It’s important to emphasize that the loss is ours. The loss is God’s, but it is also ours. It’s not just that we owe God our respects and fail to pay them. Despite certain modern assumptions, life with God isn’t mainly a matter of knuckling under to our superior — the image modernity so much detests. We do have to trust and obey God, we do have to express our devotion to God, but not merely because God is stronger than we are, and surely not because God wants to bully us into submission. We must trust and obey because those responses are fitting. After all, we know something of God’s goodness and greatness. We know that we have been made and rescued by God. We know that we have been graced by God — forgiven, accepted, renewed as slowly and arduously as addicts. Indeed, only inside the cradle of grace can we even see the true depth and stubbornness of our sin.

This knowledge of God and ourselves opens us up to a whole range of opportunities and duties — to worship God, to try to please him, to beg his pardon when we fail, to receive God’s renewing grace, and, out of gratitude, to use our lives to weave a whole pattern of friendship, service, and moral beauty.

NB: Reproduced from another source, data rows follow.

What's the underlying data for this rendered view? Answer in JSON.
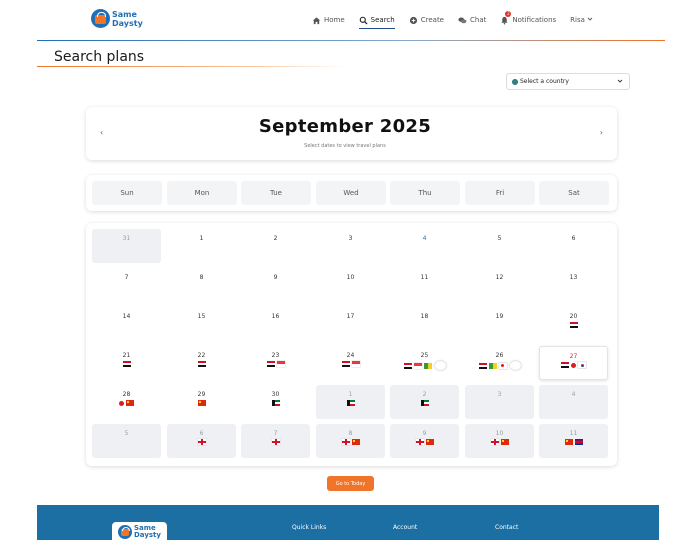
{
  "brand": {
    "line1": "Same",
    "line2": "Daysty"
  },
  "nav": {
    "items": [
      {
        "label": "Home",
        "icon": "home-icon"
      },
      {
        "label": "Search",
        "icon": "search-icon"
      },
      {
        "label": "Create",
        "icon": "plus-circle-icon"
      },
      {
        "label": "Chat",
        "icon": "chat-icon"
      },
      {
        "label": "Notifications",
        "icon": "bell-icon"
      }
    ],
    "active": "Search",
    "notification_count": "2",
    "user": "Risa"
  },
  "page": {
    "title": "Search plans"
  },
  "country_select": {
    "value": "Select a country"
  },
  "calendar": {
    "month_title": "September 2025",
    "subtitle": "Select dates to view travel plans",
    "prev": "‹",
    "next": "›",
    "weekdays": [
      "Sun",
      "Mon",
      "Tue",
      "Wed",
      "Thu",
      "Fri",
      "Sat"
    ],
    "days": [
      {
        "n": "31",
        "outside": true,
        "flags": []
      },
      {
        "n": "1",
        "flags": []
      },
      {
        "n": "2",
        "flags": []
      },
      {
        "n": "3",
        "flags": []
      },
      {
        "n": "4",
        "flags": [],
        "highlight": true
      },
      {
        "n": "5",
        "flags": []
      },
      {
        "n": "6",
        "flags": []
      },
      {
        "n": "7",
        "flags": []
      },
      {
        "n": "8",
        "flags": []
      },
      {
        "n": "9",
        "flags": []
      },
      {
        "n": "10",
        "flags": []
      },
      {
        "n": "11",
        "flags": []
      },
      {
        "n": "12",
        "flags": []
      },
      {
        "n": "13",
        "flags": []
      },
      {
        "n": "14",
        "flags": []
      },
      {
        "n": "15",
        "flags": []
      },
      {
        "n": "16",
        "flags": []
      },
      {
        "n": "17",
        "flags": []
      },
      {
        "n": "18",
        "flags": []
      },
      {
        "n": "19",
        "flags": []
      },
      {
        "n": "20",
        "flags": [
          "egypt"
        ]
      },
      {
        "n": "21",
        "flags": [
          "egypt"
        ]
      },
      {
        "n": "22",
        "flags": [
          "egypt"
        ]
      },
      {
        "n": "23",
        "flags": [
          "egypt",
          "singapore"
        ]
      },
      {
        "n": "24",
        "flags": [
          "egypt",
          "singapore"
        ]
      },
      {
        "n": "25",
        "flags": [
          "egypt",
          "singapore",
          "yellow-green"
        ],
        "more": true
      },
      {
        "n": "26",
        "flags": [
          "egypt",
          "yellow-green",
          "japan-w"
        ],
        "more": true
      },
      {
        "n": "27",
        "flags": [
          "egypt",
          "japan",
          "korea"
        ],
        "today": true
      },
      {
        "n": "28",
        "flags": [
          "japan",
          "china"
        ]
      },
      {
        "n": "29",
        "flags": [
          "china"
        ]
      },
      {
        "n": "30",
        "flags": [
          "kuwait"
        ]
      },
      {
        "n": "1",
        "outside": true,
        "flags": [
          "kuwait"
        ]
      },
      {
        "n": "2",
        "outside": true,
        "flags": [
          "kuwait"
        ]
      },
      {
        "n": "3",
        "outside": true,
        "flags": []
      },
      {
        "n": "4",
        "outside": true,
        "flags": []
      },
      {
        "n": "5",
        "outside": true,
        "flags": []
      },
      {
        "n": "6",
        "outside": true,
        "flags": [
          "england"
        ]
      },
      {
        "n": "7",
        "outside": true,
        "flags": [
          "england"
        ]
      },
      {
        "n": "8",
        "outside": true,
        "flags": [
          "england",
          "china"
        ]
      },
      {
        "n": "9",
        "outside": true,
        "flags": [
          "england",
          "china"
        ]
      },
      {
        "n": "10",
        "outside": true,
        "flags": [
          "england",
          "china"
        ]
      },
      {
        "n": "11",
        "outside": true,
        "flags": [
          "china",
          "cambodia"
        ]
      }
    ]
  },
  "today_button": "Go to Today",
  "footer": {
    "brand_line1": "Same",
    "brand_line2": "Daysty",
    "columns": [
      "Quick Links",
      "Account",
      "Contact"
    ]
  },
  "colors": {
    "brand_blue": "#1f6fb5",
    "accent_orange": "#f0742a",
    "footer_blue": "#1b6fa3",
    "today_red": "#d4243a"
  }
}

“But if we have our eyes open…”

prayingpsalmsFrom Eugene H. Peterson’s Praying With the Psalms:

How great are your works, O LORD! Your thoughts are very deep! ~ Psalm 92:5

There is a kind of dullness that is oblivious to both sure causes and certain consequences. But if we have our eyes open, we quickly see evidence of God on all sides. Intelligent observation turns up ever new materials for praise. “I greet him the days I meet him, and bless when I understand” (Gerard Manley Hopkins, “The Wreck of the Deutschland”).

PRAYER: Give me a quickness of mind to see your hand in all things, O God — your gracious acts in creation and your steady purposes in redemption. I do not want to be among those who grope in the dark but with those who walk in your light.  Amen.

“…at the summit of earth’s fullness.”

prayingpsalmsFrom Eugene H. Peterson’s Praying With the Psalms:

Lift up your heads, O gates!
and be lifted up, O ancient doors!
that the King of glory may come in.
Who is the King of glory?
The LORD, strong and mighty,
the LORD, mighty in battle.
~ Psalm 24:7

Something like this happens every time Christians gather in worship: we come to “seek the face of …God”; God, the “King of glory,” comes to greet us and bless us in Jesus Christ. The church at worship, with heads lifted up in expectation, is at the summit of earth’s fullness.

PRAYER: Almighty God, when I next assemble with fellow Christians in worship, grant that I may not be so taken up with my own plans and anxieties that I miss the proclamation of your presence at the gates and your entrance into our midst as the King of Glory. Amen